Excerpts from a dataset:
━━━━━━━━━━━━━━━━━━━━━━━━━━━━━━
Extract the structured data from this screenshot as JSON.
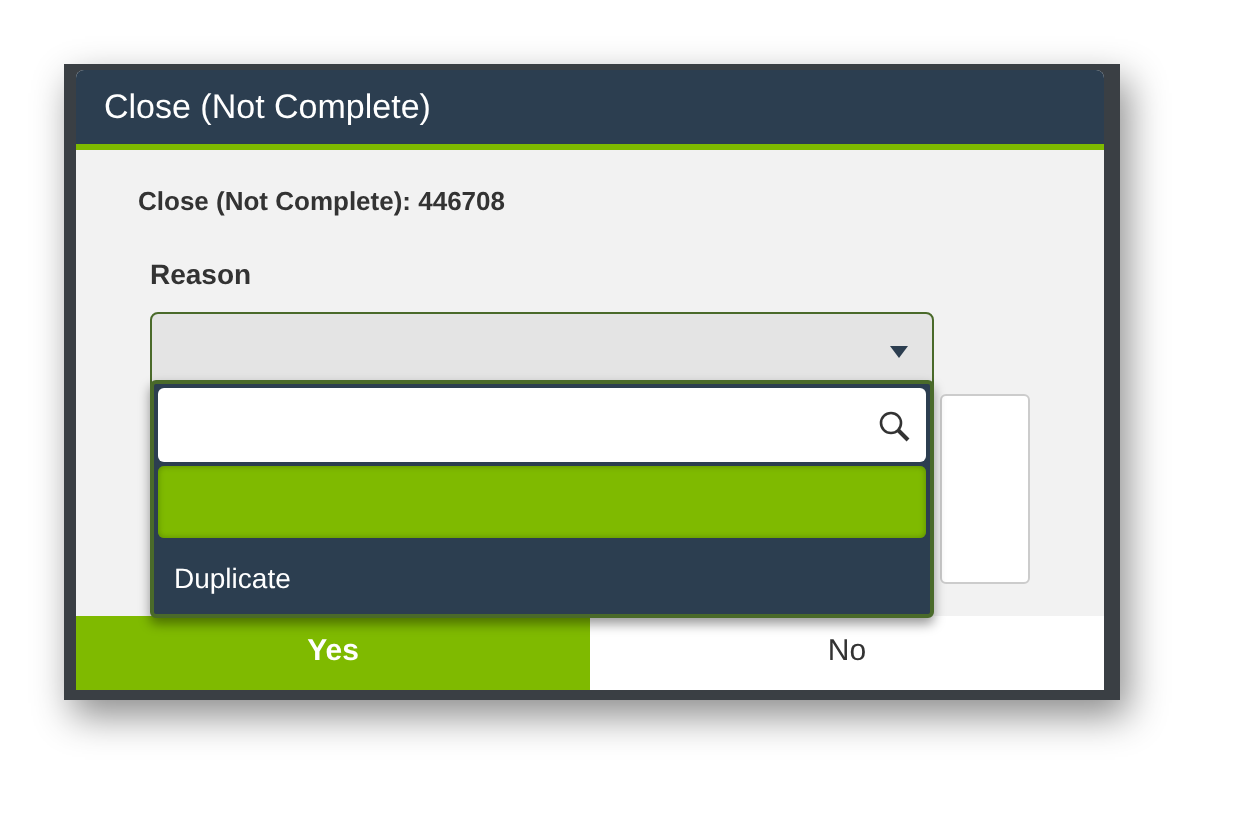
{
  "dialog": {
    "title": "Close (Not Complete)",
    "subtitle": "Close (Not Complete): 446708",
    "reason": {
      "label": "Reason",
      "expanded": true,
      "options": [
        {
          "selected": true
        },
        {
          "label": "Duplicate",
          "selected": false
        }
      ]
    },
    "buttons": [
      {
        "label": "Yes",
        "primary": true
      },
      {
        "label": "No",
        "primary": false
      }
    ]
  }
}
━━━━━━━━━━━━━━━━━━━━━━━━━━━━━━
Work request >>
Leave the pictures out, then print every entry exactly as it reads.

Answer to this problem >>
Extract the structured data from this screenshot as JSON.
{
  "dialog": {
    "title": "Close (Not Complete)",
    "subtitle": "Close (Not Complete): 446708",
    "reason": {
      "label": "Reason",
      "expanded": true,
      "options": [
        {
          "selected": true
        },
        {
          "label": "Duplicate",
          "selected": false
        }
      ]
    },
    "buttons": [
      {
        "label": "Yes",
        "primary": true
      },
      {
        "label": "No",
        "primary": false
      }
    ]
  }
}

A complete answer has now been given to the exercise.